Ending on a high note, these four movies offer up some tawdry thrills and laugh inducing moments, but I can't help but think the original versions paint an entirely different picture than what is presented here by K. Gordon Murray. Nonetheless, all four movies are very enjoyable and worth the time of any lover of old horror movies. Despite the comical dubbing, there is undoubtedly a different approach to this material than was normally afforded these kinds of productions. It's a shame that the now defunct, yet excellent DVD company, CasaNegra never got around to restoring this quartet of vampire thrillers in its original language with subtitles as they no doubt would have brought a better appreciation for this series.
copyright 2013. All text is the property of coolasscinema.com and should not be reproduced in whole, or in part, without permission from the author. All images, unless otherwise noted, are the property of their respective copyright owners.
I've been a huge movie buff since childhood catching old horror and monster flicks on Shock Theater and kung fu movies at the drive-in during the late 70's and early 80's. I've had a long time fascination with, and appreciate all genres of fantastic cinema, good and bad. One fans cheese is another fans juicy steak. I like both equally and seldom find a film I truly dislike as I will find something of interest in just about anything.
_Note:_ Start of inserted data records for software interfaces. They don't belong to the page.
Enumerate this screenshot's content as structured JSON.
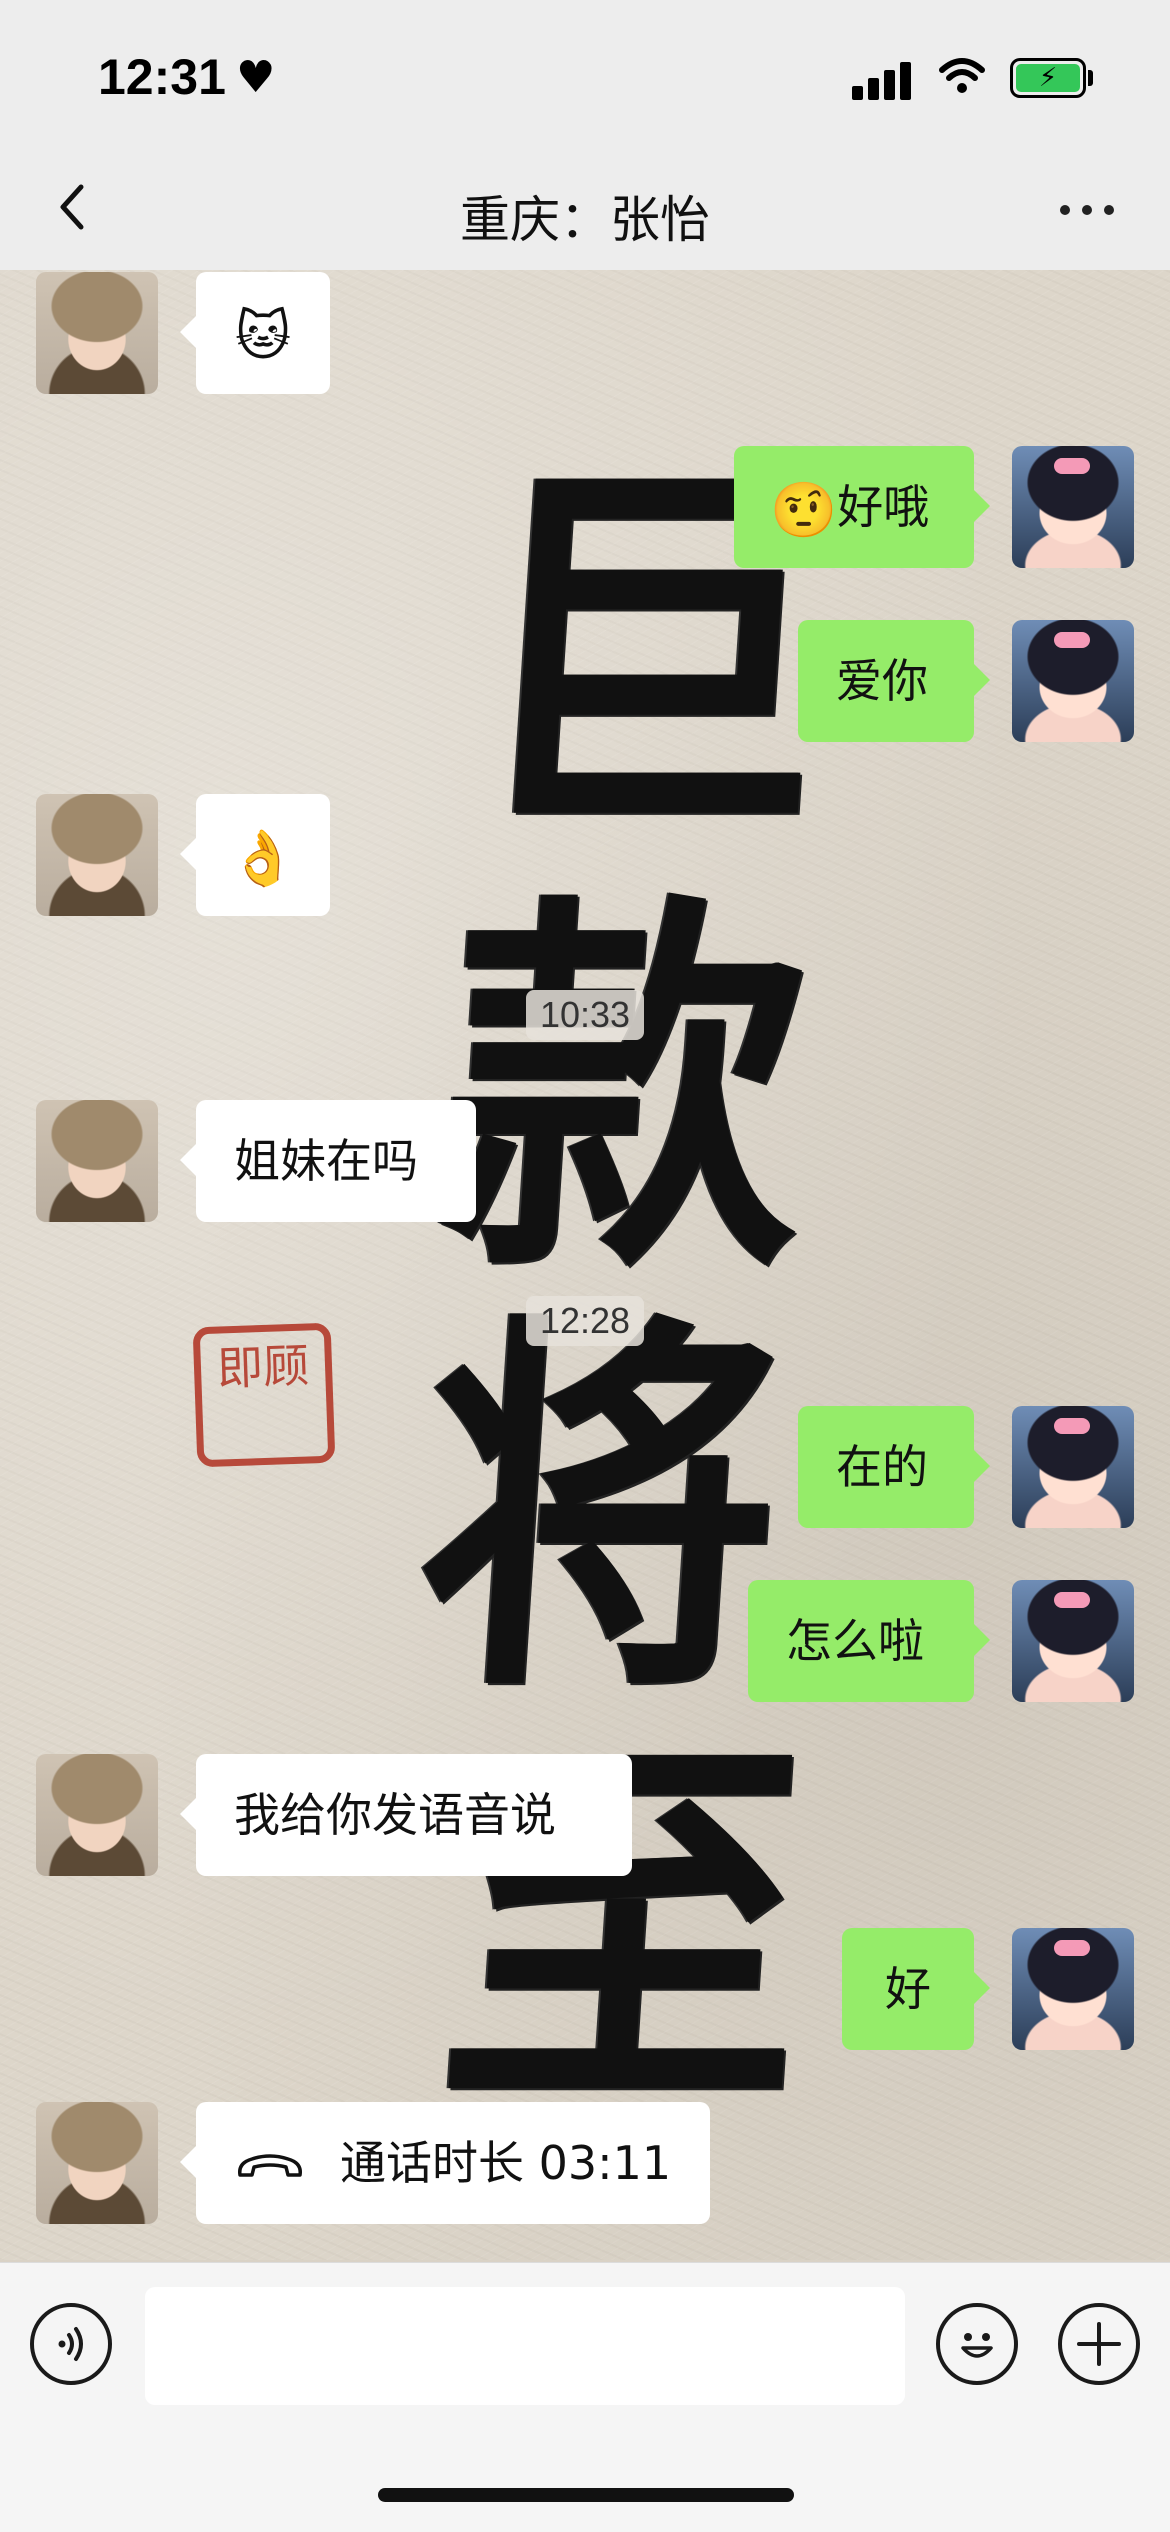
{
  "status_bar": {
    "time": "12:31",
    "heart_icon": "♥",
    "wifi_icon": "wifi-icon",
    "battery": "charging"
  },
  "nav": {
    "title": "重庆：张怡",
    "back_icon": "chevron-left-icon",
    "more_icon": "more-icon"
  },
  "wallpaper": {
    "calligraphy": [
      "巨",
      "款",
      "将",
      "至"
    ],
    "seal_text": "即顾"
  },
  "messages": [
    {
      "side": "in",
      "type": "sticker",
      "content": "🐱"
    },
    {
      "side": "out",
      "type": "text",
      "emoji": "🤨",
      "content": "好哦"
    },
    {
      "side": "out",
      "type": "text",
      "content": "爱你"
    },
    {
      "side": "in",
      "type": "sticker",
      "content": "👌"
    },
    {
      "type": "time",
      "content": "10:33"
    },
    {
      "side": "in",
      "type": "text",
      "content": "姐妹在吗"
    },
    {
      "type": "time",
      "content": "12:28"
    },
    {
      "side": "out",
      "type": "text",
      "content": "在的"
    },
    {
      "side": "out",
      "type": "text",
      "content": "怎么啦"
    },
    {
      "side": "in",
      "type": "text",
      "content": "我给你发语音说"
    },
    {
      "side": "out",
      "type": "text",
      "content": "好"
    },
    {
      "side": "in",
      "type": "call",
      "content": "通话时长 03:11"
    }
  ],
  "input_bar": {
    "voice_icon": "voice-icon",
    "emoji_icon": "emoji-icon",
    "plus_icon": "plus-icon",
    "placeholder": ""
  },
  "colors": {
    "outgoing_bubble": "#95ec69",
    "incoming_bubble": "#ffffff",
    "bar_background": "#ededed",
    "seal": "#b33a2a"
  }
}
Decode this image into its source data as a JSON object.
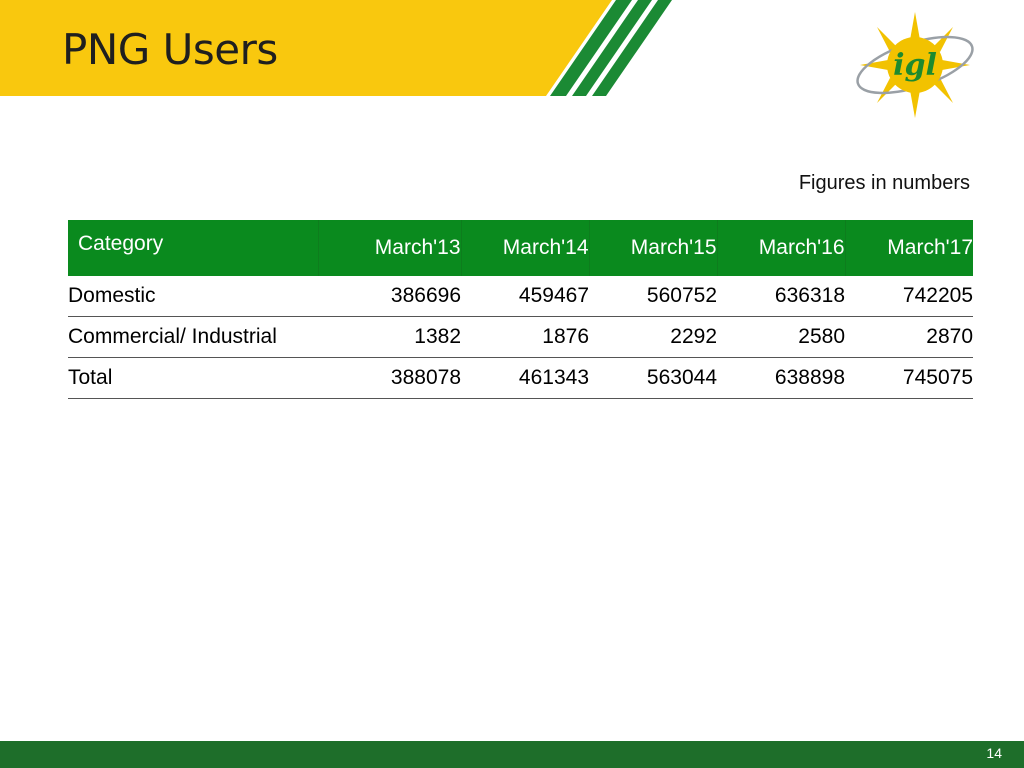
{
  "slide": {
    "title": "PNG Users",
    "note": "Figures in numbers",
    "page_number": "14"
  },
  "logo": {
    "text": "igl",
    "colors": {
      "sun": "#f2c200",
      "text": "#1d8a2e",
      "orbit": "#9aa0a6"
    }
  },
  "colors": {
    "title_band": "#f9c80e",
    "stripes": "#1b8a34",
    "table_header": "#0a8a1e",
    "footer": "#1e6e2a"
  },
  "table": {
    "headers": [
      "Category",
      "March'13",
      "March'14",
      "March'15",
      "March'16",
      "March'17"
    ],
    "rows": [
      [
        "Domestic",
        "386696",
        "459467",
        "560752",
        "636318",
        "742205"
      ],
      [
        "Commercial/ Industrial",
        "1382",
        "1876",
        "2292",
        "2580",
        "2870"
      ],
      [
        "Total",
        "388078",
        "461343",
        "563044",
        "638898",
        "745075"
      ]
    ]
  }
}
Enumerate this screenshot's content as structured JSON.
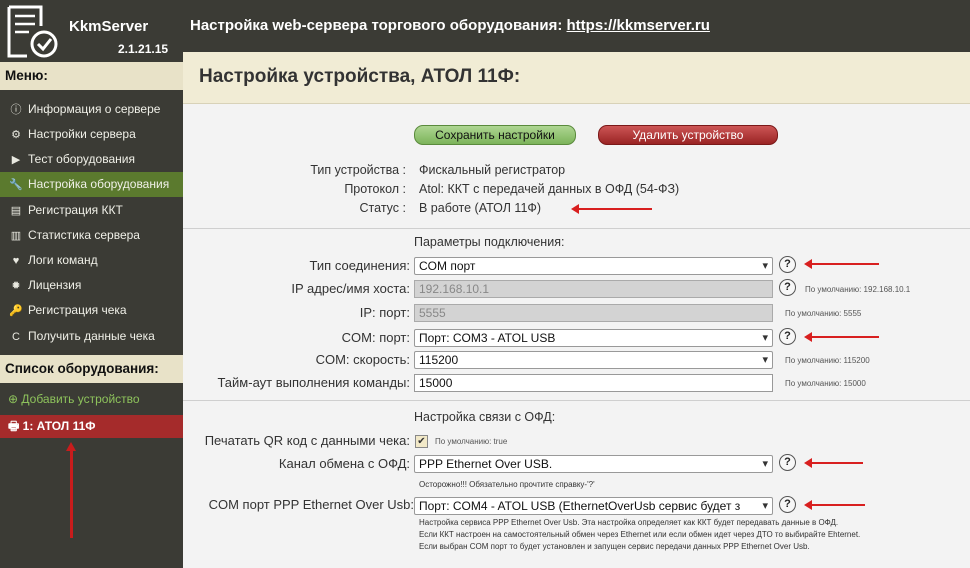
{
  "app": {
    "name": "KkmServer",
    "version": "2.1.21.15"
  },
  "topbar": {
    "title": "Настройка web-сервера торгового оборудования: ",
    "link": "https://kkmserver.ru"
  },
  "menu": {
    "heading": "Меню:",
    "items": [
      {
        "label": "Информация о сервере",
        "icon": "ⓘ"
      },
      {
        "label": "Настройки сервера",
        "icon": "⚙"
      },
      {
        "label": "Тест оборудования",
        "icon": "▶"
      },
      {
        "label": "Настройка оборудования",
        "icon": "🔧"
      },
      {
        "label": "Регистрация ККТ",
        "icon": "▤"
      },
      {
        "label": "Статистика сервера",
        "icon": "▥"
      },
      {
        "label": "Логи команд",
        "icon": "♥"
      },
      {
        "label": "Лицензия",
        "icon": "✹"
      },
      {
        "label": "Регистрация чека",
        "icon": "🔑"
      },
      {
        "label": "Получить данные чека",
        "icon": "C"
      }
    ]
  },
  "equipment": {
    "heading": "Список оборудования:",
    "add_label": "Добавить устройство",
    "device_label": "1: АТОЛ 11Ф"
  },
  "page": {
    "title": "Настройка устройства, АТОЛ 11Ф:"
  },
  "buttons": {
    "save": "Сохранить настройки",
    "delete": "Удалить устройство"
  },
  "info": {
    "type_label": "Тип устройства :",
    "type_value": "Фискальный регистратор",
    "protocol_label": "Протокол :",
    "protocol_value": "Atol: ККТ с передачей данных в ОФД (54-ФЗ)",
    "status_label": "Статус :",
    "status_value": "В работе (АТОЛ 11Ф)"
  },
  "connection": {
    "heading": "Параметры подключения:",
    "conn_type_label": "Тип соединения:",
    "conn_type_value": "COM порт",
    "ip_label": "IP адрес/имя хоста:",
    "ip_value": "192.168.10.1",
    "ip_default": "По умолчанию: 192.168.10.1",
    "port_label": "IP: порт:",
    "port_value": "5555",
    "port_default": "По умолчанию: 5555",
    "com_label": "COM: порт:",
    "com_value": "Порт: COM3 - ATOL USB",
    "speed_label": "COM: скорость:",
    "speed_value": "115200",
    "speed_default": "По умолчанию: 115200",
    "timeout_label": "Тайм-аут выполнения команды:",
    "timeout_value": "15000",
    "timeout_default": "По умолчанию: 15000"
  },
  "ofd": {
    "heading": "Настройка связи с ОФД:",
    "qr_label": "Печатать QR код с данными чека:",
    "qr_checked": "✔",
    "qr_default": "По умолчанию: true",
    "channel_label": "Канал обмена с ОФД:",
    "channel_value": "PPP Ethernet Over USB.",
    "warning": "Осторожно!!! Обязательно прочтите справку-'?'",
    "ppp_label": "COM порт PPP Ethernet Over Usb:",
    "ppp_value": "Порт: COM4 - ATOL USB (EthernetOverUsb сервис будет з",
    "note1": "Настройка сервиса PPP Ethernet Over Usb. Эта настройка определяет как ККТ будет передавать данные в ОФД.",
    "note2": "Если ККТ настроен на самостоятельный обмен через Ethernet или если обмен идет через ДТО то выбирайте Ehternet.",
    "note3": "Если выбран COM порт то будет установлен и запущен сервис передачи данных PPP Ethernet Over Usb."
  },
  "help_glyph": "?",
  "colors": {
    "sidebar": "#3b3b35",
    "active": "#5b7a2e",
    "device": "#a52b2b",
    "arrow": "#d81f1f"
  }
}
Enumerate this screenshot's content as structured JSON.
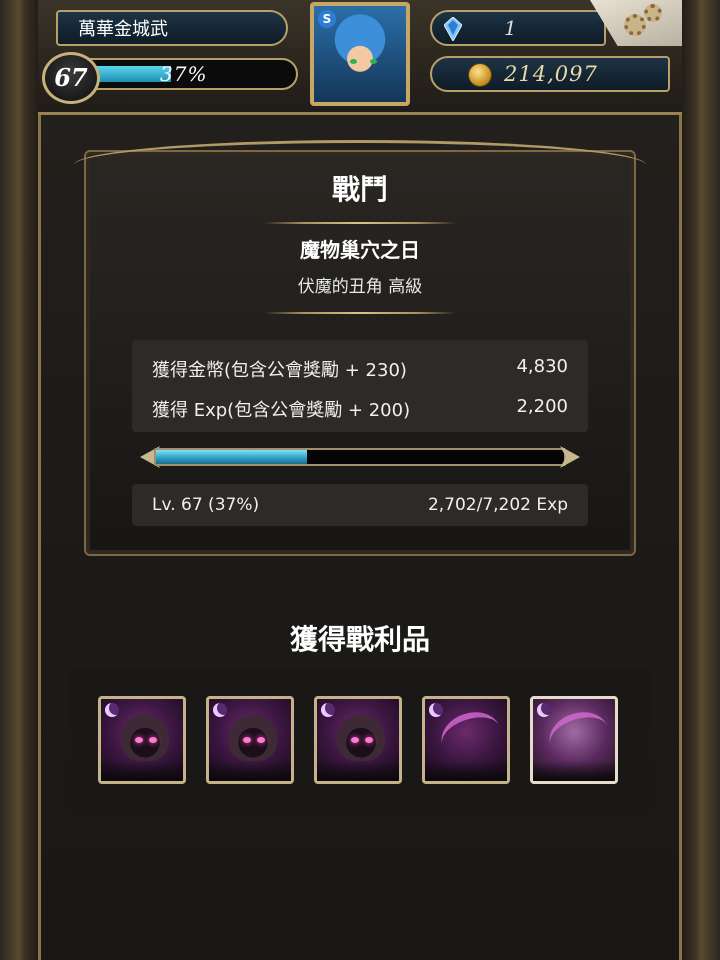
{
  "header": {
    "player_name": "萬華金城武",
    "level": "67",
    "exp_percent_label": "37%",
    "exp_fraction": 0.37,
    "gems": "1",
    "gold": "214,097"
  },
  "battle": {
    "title": "戰鬥",
    "stage_name": "魔物巢穴之日",
    "stage_subtitle": "伏魔的丑角 高級",
    "rewards": [
      {
        "label": "獲得金幣(包含公會獎勵 + 230)",
        "value": "4,830"
      },
      {
        "label": "獲得 Exp(包含公會獎勵 + 200)",
        "value": "2,200"
      }
    ],
    "progress_fraction": 0.37,
    "level_text": "Lv. 67 (37%)",
    "exp_text": "2,702/7,202 Exp"
  },
  "loot": {
    "title": "獲得戰利品",
    "items": [
      {
        "icon": "hooded-monster-icon"
      },
      {
        "icon": "hooded-monster-icon"
      },
      {
        "icon": "hooded-monster-icon"
      },
      {
        "icon": "jester-monster-icon"
      },
      {
        "icon": "jester-monster-icon"
      }
    ]
  },
  "colors": {
    "accent_gold": "#b8a06a",
    "exp_blue": "#2a9ec0",
    "background": "#1d1b18"
  }
}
The bulk of the films or tv series' seen here are mostly from my childhood, or films I own in what has become an Amazing Colossal DVD collection.